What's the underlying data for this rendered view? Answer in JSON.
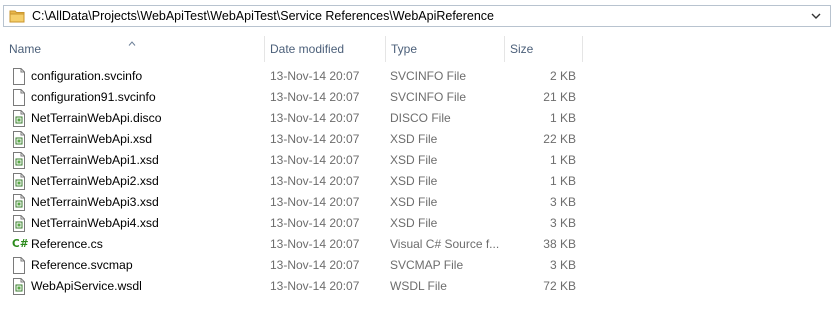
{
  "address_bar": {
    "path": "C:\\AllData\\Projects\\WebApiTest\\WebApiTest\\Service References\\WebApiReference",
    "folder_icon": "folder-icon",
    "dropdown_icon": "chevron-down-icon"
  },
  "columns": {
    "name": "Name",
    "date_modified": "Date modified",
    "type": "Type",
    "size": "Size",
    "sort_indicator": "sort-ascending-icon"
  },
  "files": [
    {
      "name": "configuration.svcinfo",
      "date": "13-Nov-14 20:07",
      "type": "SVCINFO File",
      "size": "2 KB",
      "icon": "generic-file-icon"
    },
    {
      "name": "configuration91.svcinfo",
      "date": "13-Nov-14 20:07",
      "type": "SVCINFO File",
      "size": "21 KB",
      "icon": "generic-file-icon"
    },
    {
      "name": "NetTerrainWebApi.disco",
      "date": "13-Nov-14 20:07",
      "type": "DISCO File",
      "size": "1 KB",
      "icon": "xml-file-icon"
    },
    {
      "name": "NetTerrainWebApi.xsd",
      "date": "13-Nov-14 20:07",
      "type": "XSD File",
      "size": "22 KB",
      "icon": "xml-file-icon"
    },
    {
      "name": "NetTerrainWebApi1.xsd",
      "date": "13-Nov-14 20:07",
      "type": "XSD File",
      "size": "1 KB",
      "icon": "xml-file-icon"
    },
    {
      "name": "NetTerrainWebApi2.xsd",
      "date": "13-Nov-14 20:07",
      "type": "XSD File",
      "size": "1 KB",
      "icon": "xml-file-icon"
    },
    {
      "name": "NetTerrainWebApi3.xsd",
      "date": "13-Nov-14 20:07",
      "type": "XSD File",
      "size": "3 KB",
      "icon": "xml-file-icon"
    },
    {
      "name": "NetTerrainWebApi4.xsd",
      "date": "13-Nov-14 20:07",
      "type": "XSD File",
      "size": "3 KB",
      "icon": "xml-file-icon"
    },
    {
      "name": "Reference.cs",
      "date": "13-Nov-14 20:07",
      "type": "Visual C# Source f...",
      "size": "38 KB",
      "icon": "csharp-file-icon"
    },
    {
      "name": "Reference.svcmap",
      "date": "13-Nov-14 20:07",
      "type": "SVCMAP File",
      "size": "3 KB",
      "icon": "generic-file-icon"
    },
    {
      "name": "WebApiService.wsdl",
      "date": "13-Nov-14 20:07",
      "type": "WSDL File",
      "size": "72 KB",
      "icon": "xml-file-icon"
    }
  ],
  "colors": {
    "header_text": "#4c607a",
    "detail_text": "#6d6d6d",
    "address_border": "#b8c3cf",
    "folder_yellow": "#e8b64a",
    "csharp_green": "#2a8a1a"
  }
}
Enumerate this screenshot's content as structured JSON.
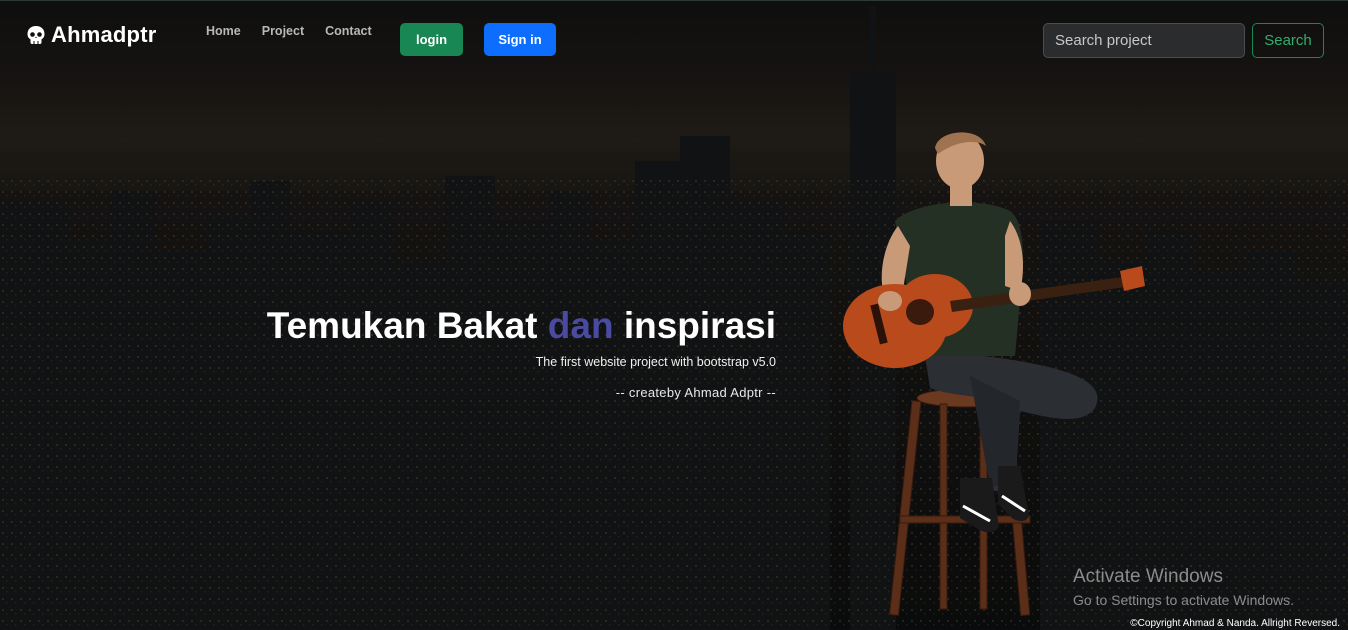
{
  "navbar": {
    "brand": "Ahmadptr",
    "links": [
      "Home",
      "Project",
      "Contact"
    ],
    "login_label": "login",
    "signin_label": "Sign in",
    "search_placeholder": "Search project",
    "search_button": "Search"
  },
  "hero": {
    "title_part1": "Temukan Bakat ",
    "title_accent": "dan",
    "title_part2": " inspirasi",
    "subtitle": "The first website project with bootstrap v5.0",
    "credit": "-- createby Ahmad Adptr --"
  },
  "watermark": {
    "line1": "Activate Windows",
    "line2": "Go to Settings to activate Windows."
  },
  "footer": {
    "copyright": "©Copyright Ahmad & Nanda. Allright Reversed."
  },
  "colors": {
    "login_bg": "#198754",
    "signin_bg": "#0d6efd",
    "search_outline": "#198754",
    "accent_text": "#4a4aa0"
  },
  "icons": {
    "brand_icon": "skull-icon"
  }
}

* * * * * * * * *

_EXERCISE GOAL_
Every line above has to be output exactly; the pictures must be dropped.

_RESPONSE FOR THIS EXERCISE_
What's the underlying data for this rendered view? Answer in JSON.
{
  "address_bar": {
    "path": "C:\\AllData\\Projects\\WebApiTest\\WebApiTest\\Service References\\WebApiReference",
    "folder_icon": "folder-icon",
    "dropdown_icon": "chevron-down-icon"
  },
  "columns": {
    "name": "Name",
    "date_modified": "Date modified",
    "type": "Type",
    "size": "Size",
    "sort_indicator": "sort-ascending-icon"
  },
  "files": [
    {
      "name": "configuration.svcinfo",
      "date": "13-Nov-14 20:07",
      "type": "SVCINFO File",
      "size": "2 KB",
      "icon": "generic-file-icon"
    },
    {
      "name": "configuration91.svcinfo",
      "date": "13-Nov-14 20:07",
      "type": "SVCINFO File",
      "size": "21 KB",
      "icon": "generic-file-icon"
    },
    {
      "name": "NetTerrainWebApi.disco",
      "date": "13-Nov-14 20:07",
      "type": "DISCO File",
      "size": "1 KB",
      "icon": "xml-file-icon"
    },
    {
      "name": "NetTerrainWebApi.xsd",
      "date": "13-Nov-14 20:07",
      "type": "XSD File",
      "size": "22 KB",
      "icon": "xml-file-icon"
    },
    {
      "name": "NetTerrainWebApi1.xsd",
      "date": "13-Nov-14 20:07",
      "type": "XSD File",
      "size": "1 KB",
      "icon": "xml-file-icon"
    },
    {
      "name": "NetTerrainWebApi2.xsd",
      "date": "13-Nov-14 20:07",
      "type": "XSD File",
      "size": "1 KB",
      "icon": "xml-file-icon"
    },
    {
      "name": "NetTerrainWebApi3.xsd",
      "date": "13-Nov-14 20:07",
      "type": "XSD File",
      "size": "3 KB",
      "icon": "xml-file-icon"
    },
    {
      "name": "NetTerrainWebApi4.xsd",
      "date": "13-Nov-14 20:07",
      "type": "XSD File",
      "size": "3 KB",
      "icon": "xml-file-icon"
    },
    {
      "name": "Reference.cs",
      "date": "13-Nov-14 20:07",
      "type": "Visual C# Source f...",
      "size": "38 KB",
      "icon": "csharp-file-icon"
    },
    {
      "name": "Reference.svcmap",
      "date": "13-Nov-14 20:07",
      "type": "SVCMAP File",
      "size": "3 KB",
      "icon": "generic-file-icon"
    },
    {
      "name": "WebApiService.wsdl",
      "date": "13-Nov-14 20:07",
      "type": "WSDL File",
      "size": "72 KB",
      "icon": "xml-file-icon"
    }
  ],
  "colors": {
    "header_text": "#4c607a",
    "detail_text": "#6d6d6d",
    "address_border": "#b8c3cf",
    "folder_yellow": "#e8b64a",
    "csharp_green": "#2a8a1a"
  }
}
Enumerate this screenshot's content as structured JSON.
{
  "navbar": {
    "brand": "Ahmadptr",
    "links": [
      "Home",
      "Project",
      "Contact"
    ],
    "login_label": "login",
    "signin_label": "Sign in",
    "search_placeholder": "Search project",
    "search_button": "Search"
  },
  "hero": {
    "title_part1": "Temukan Bakat ",
    "title_accent": "dan",
    "title_part2": " inspirasi",
    "subtitle": "The first website project with bootstrap v5.0",
    "credit": "-- createby Ahmad Adptr --"
  },
  "watermark": {
    "line1": "Activate Windows",
    "line2": "Go to Settings to activate Windows."
  },
  "footer": {
    "copyright": "©Copyright Ahmad & Nanda. Allright Reversed."
  },
  "colors": {
    "login_bg": "#198754",
    "signin_bg": "#0d6efd",
    "search_outline": "#198754",
    "accent_text": "#4a4aa0"
  },
  "icons": {
    "brand_icon": "skull-icon"
  }
}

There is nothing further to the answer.